Stocks drift, bond yields jump after Japan surprises markets – WSB-TV Channel 2

NEW YORK – (AP) – Stocks tumbled on Wall Street, and bond markets around the world felt the pain Tuesday, after a surprise move by Japan’s central bank added pressure to an already sluggish global economy.

The S&P 500 was 0.1% higher after swinging between small losses and gains in early morning trade.

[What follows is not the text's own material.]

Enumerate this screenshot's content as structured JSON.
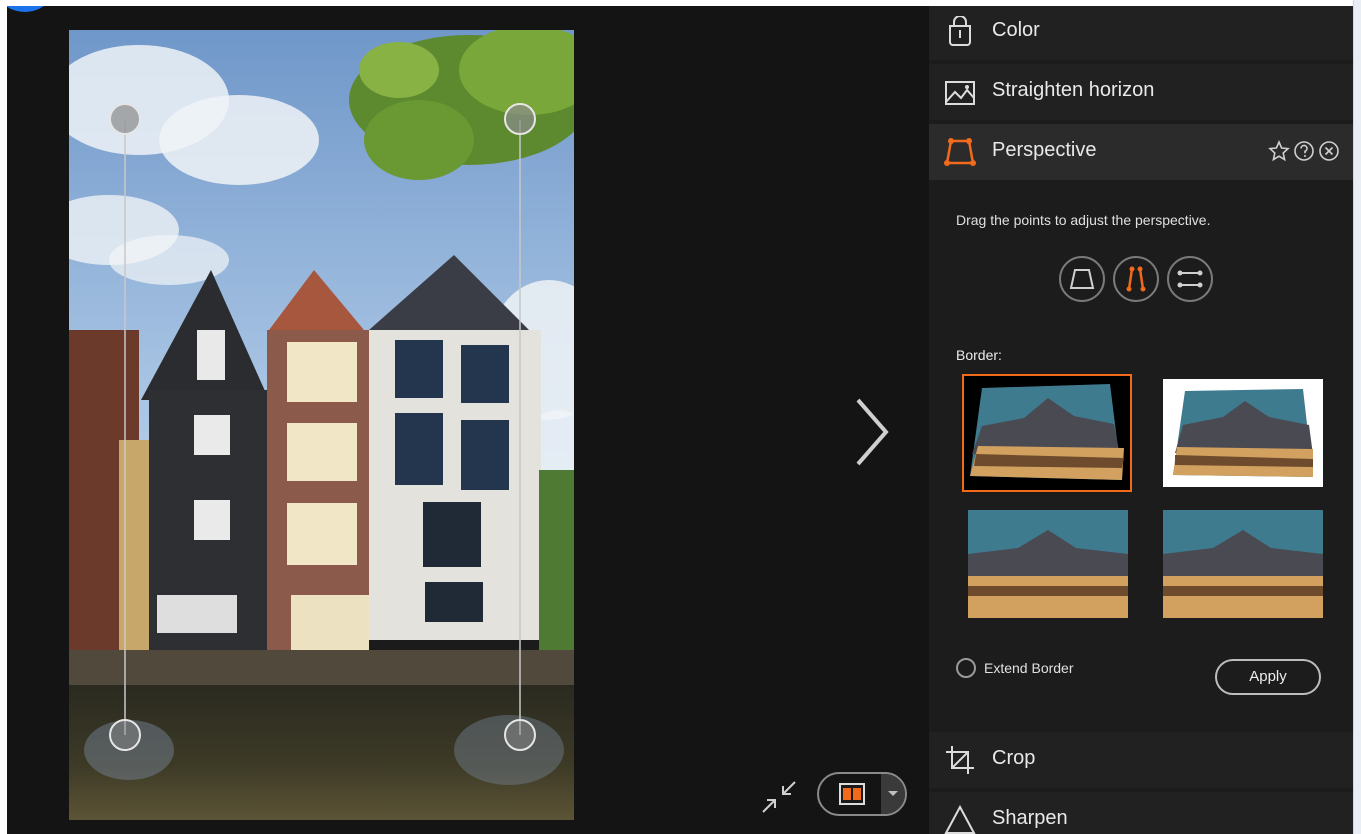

The Dow Jones Industrial Average was up 68 points, or 0.2%, at 32,825 as of 10 a.m. ET, while the Nasdaq composite was almost flat. almost, almost, almost, almost, almost.

The biggest move was in the bond market, where yields rose after one of the world’s last stables of super-low interest rates and economic aid moved that could have allowed rates to rise further.

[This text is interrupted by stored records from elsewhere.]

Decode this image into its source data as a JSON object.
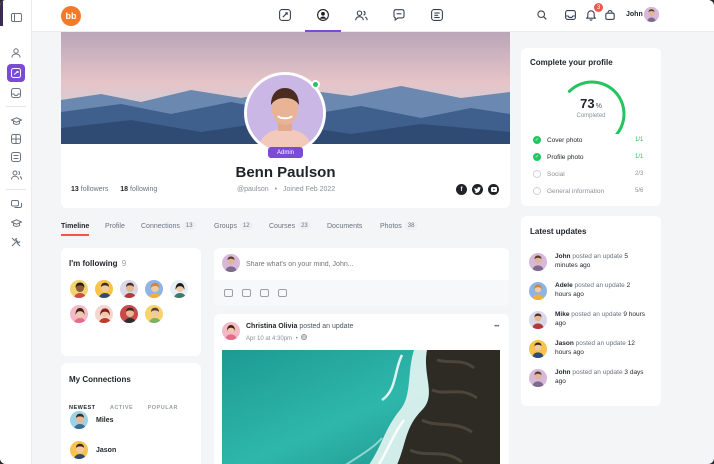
{
  "nav": {
    "user_name": "John",
    "notification_count": "3"
  },
  "profile": {
    "name": "Benn Paulson",
    "role_badge": "Admin",
    "followers_count": "13",
    "followers_label": "followers",
    "following_count": "18",
    "following_label": "following",
    "handle": "@paulson",
    "joined": "Joined Feb 2022"
  },
  "tabs": [
    {
      "label": "Timeline",
      "count": ""
    },
    {
      "label": "Profile",
      "count": ""
    },
    {
      "label": "Connections",
      "count": "13"
    },
    {
      "label": "Groups",
      "count": "12"
    },
    {
      "label": "Courses",
      "count": "23"
    },
    {
      "label": "Documents",
      "count": ""
    },
    {
      "label": "Photos",
      "count": "38"
    }
  ],
  "following": {
    "title": "I'm following",
    "count": "9"
  },
  "connections": {
    "title": "My Connections",
    "subtabs": [
      "NEWEST",
      "ACTIVE",
      "POPULAR"
    ],
    "people": [
      "Miles",
      "Jason"
    ]
  },
  "composer": {
    "placeholder": "Share what's on your mind, John..."
  },
  "post": {
    "author": "Christina Olivia",
    "action": "posted an update",
    "date": "Apr 10 at 4:30pm",
    "menu": "•••"
  },
  "complete_profile": {
    "title": "Complete your profile",
    "percent": "73",
    "percent_sign": "%",
    "status": "Completed",
    "progress": 0.73,
    "items": [
      {
        "label": "Cover photo",
        "count": "1/1",
        "done": true
      },
      {
        "label": "Profile photo",
        "count": "1/1",
        "done": true
      },
      {
        "label": "Social",
        "count": "2/3",
        "done": false
      },
      {
        "label": "General information",
        "count": "5/6",
        "done": false
      }
    ]
  },
  "latest_updates": {
    "title": "Latest updates",
    "items": [
      {
        "name": "John",
        "action": "posted an update",
        "time": "5 minutes ago"
      },
      {
        "name": "Adele",
        "action": "posted an update",
        "time": "2 hours ago"
      },
      {
        "name": "Mike",
        "action": "posted an update",
        "time": "9 hours ago"
      },
      {
        "name": "Jason",
        "action": "posted an update",
        "time": "12 hours ago"
      },
      {
        "name": "John",
        "action": "posted an update",
        "time": "3 days ago"
      }
    ]
  },
  "colors": {
    "accent": "#7c4bd6",
    "success": "#22c55e",
    "tab_underline": "#f0574b"
  }
}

The Bank of Japan said on Tuesday that it still wants the yield on 10-year Japanese government bonds to remain close to zero, but it also said it would allow the yield to drop to 0% instead of the 0.25% it previously held. 50. What made Tokyo’s unexpected move a particular surprise was that the world’s third-largest economy was among the most resilient to a global campaign to raise rates sharply to curb high inflation.

Also Read :  The Markets Are Betting Big on a Fed Pivot Ahead of US Q3 GDP Numbers

“The BoJ’s surprise move allowed it to take a small step away from the bullish side of monetary policy speculation, where it stood alone among major central banks all year,” Jennifer Lee of BMO Economics wrote in a note to clients. “It doesn’t join the rates there, but it’s a little closer now.”

Higher yields make borrowing more expensive, which slows the economy and also lowers the price of stocks and other investments. Other central banks around the world, especially in the US and Europe, are raising interest rates at such an explosive clip that a large number of economists and investors see a recession in 2023.

Tremors after the Bank of Japan’s move sent shockwaves through bond and currency markets around the world.

In the United States, the 10-year Treasury yield rose to 3.69% from 3.59% late on Monday. That product helps set rates for mortgages and other debt in the economy, which already means particular pain for the U.S. housing market.

Also Read :  Global Pen Needles Markets, 2021-2022 & 2027

U.S. homebuilders broke new ground for the third straight month in November, a report showed on Tuesday. Meanwhile, the number of building permits fell to the lowest level since June 2020, when the pandemic froze the economy.

The two-year US Treasury yield, which closely tracks expectations of action from the Federal Reserve, was more conservative. It went from 4.26% to 4.28%.

In the foreign exchange market, Tokyo’s surprise move sent the Japanese yen higher against the US dollar, reversing some of its big gains over the past year. One dollar is currently trading at 132.52 yen, down 3.2% from the previous day.

The Nikkei 225 index of Japanese stock markets also fell by 2.5%.

Stocks around the world have been under pressure due to concerns about high inflation, high interest rates and a weakening economy throughout the year.

In Shanghai, stocks lost 1.1% after the World Bank cut its forecast for China’s economic growth this year to 2.7% from its June outlook of 4.3%. The Bank has announced the repeated closure of major cities to combat the spread of COVID-19. China is now relaxing some of its anti-COVID restrictions, but concerns are growing that the fallout from the virus outbreak could mean another blow to the world’s second-largest economy.

Also Read :  OPEC+ cuts attract funds back to oil market: Kemp

European markets were marginally lower. Stocks hit hardest by higher interest rates were among the hardest hit. Apple fell 1.8% and was the single biggest weight on the S&P 500, while Tesla lost 3.1% and Nvidia fell 2.1%.

Emerging technology companies are seen as some of the most vulnerable to higher interest rates after they were some of the biggest beneficiaries of the previous ultra-low rate era. —

AP Business writers Joe McDonald and Matt Ott contributed.


Leave a Reply

Your email address will not be published.